Has Climate Change Improved as COVID-19 has Gotten Worse?


Kendall Law, Science and Technology Writer

While no people have enjoyed living in a pandemic, the planet thinks otherwise. Throughout 2020, carbon dioxide emissions have gone down all over the world. 

As each country was forced to lock down for Covid-19, scientists noticed carbon emissions drop. In the first six months of 2020, carbon emissions dropped 8.8% compared to the first six months of 2019. According to the Environmental Protection Agency in the U.S.A., all transportation produced 28.2 of the country’s carbon emissions in 2018. Because of the restrictions on public transport and people just having fewer places to go to, carbon emissions from transportation have gone down this year. 

Due to travel restrictions, emissions from cars and airplanes have gone down since March of 2020. According to Statista, on May 4th, 2020, flights were down by 69.9 percent globally from the same week in 2019. On November 23, 2020, flights were down globally by 45.3%. According to the University of California, in the six weeks after the San Francisco Bay Area instituted the nation’s first shelter-in-place mandate in response to the pandemic, carbon dioxide emissions went down by 25%, almost all of it due to a 50% decrease in road traffic. 

While the pandemic has decreased carbon emissions greatly worldwide, climate change hasn’t actually gotten any better. According to the World Meteorological Organization the carbon dioxide concentration in the atmosphere has not gone down. The major decrease in emissions is not because we as humans made a deliberate change, it’s because we temporarily had to adapt to traveling less and working from home. When the pandemic slows and people can go places and safely travel again, carbon emissions will go right back up, unless we make a change. The authors of a study that appeared in the Lancet Oncology said in a research paper that “‘The COVID-19 pandemic has shown us the importance of science and public health,’ said Beyeler, “and we have seen over the past months that as a global health community, we are able to mobilize the investments, research, and collective action needed to solve health problems on a global scale. Now is the time to apply this ambition to tackling the climate crisis.’”. 

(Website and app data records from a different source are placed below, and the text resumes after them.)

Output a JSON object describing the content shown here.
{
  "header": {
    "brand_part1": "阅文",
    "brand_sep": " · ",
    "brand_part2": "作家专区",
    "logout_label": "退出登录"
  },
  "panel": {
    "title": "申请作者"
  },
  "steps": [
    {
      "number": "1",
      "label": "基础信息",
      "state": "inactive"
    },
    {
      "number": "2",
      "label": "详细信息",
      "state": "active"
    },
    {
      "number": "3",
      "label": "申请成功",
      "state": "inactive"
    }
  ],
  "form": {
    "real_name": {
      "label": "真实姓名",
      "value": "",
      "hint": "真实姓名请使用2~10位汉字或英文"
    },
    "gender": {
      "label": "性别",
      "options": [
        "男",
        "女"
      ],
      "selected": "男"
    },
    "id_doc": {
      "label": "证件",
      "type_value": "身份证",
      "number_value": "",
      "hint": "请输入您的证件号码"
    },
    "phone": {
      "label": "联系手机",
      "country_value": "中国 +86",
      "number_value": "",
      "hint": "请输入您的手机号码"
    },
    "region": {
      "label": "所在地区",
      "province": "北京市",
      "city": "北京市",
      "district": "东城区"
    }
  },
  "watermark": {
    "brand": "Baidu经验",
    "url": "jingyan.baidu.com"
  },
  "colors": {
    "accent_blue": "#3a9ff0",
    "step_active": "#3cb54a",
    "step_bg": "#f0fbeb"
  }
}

Ms. Johnson, an Upper School Science teacher, when asked what is one thing you think people should make an effort to do to help with the climate crisis is said, “One thing I think we could all do is share resources better”. We as humans made a quick rapid change to our lives to battle the Covid-19 pandemic, why couldn’t we do it for the climate crisis? 

Each area of the world has been affected by both climate change and the Covid-19 pandemic. “Climate change is affecting everyone in different ways. For example, people in California are being affected by wildfires whereas places like Florida and Puerto Rico are facing worsening hurricanes” noted Violet Perloff ’24. People in places like these are more directly affected by climate change unlike other states like Delaware where we are not affected with such large scale natural disasters.  

The pandemic has shown us that we are capable of the changes needed to fix the climate crisis. But first, we need to fix the pandemic crisis at hand. We saw from the pandemic that drastic changes can impact carbon dioxide emissions. After the pandemic is over, it will be time for a national climate change policy.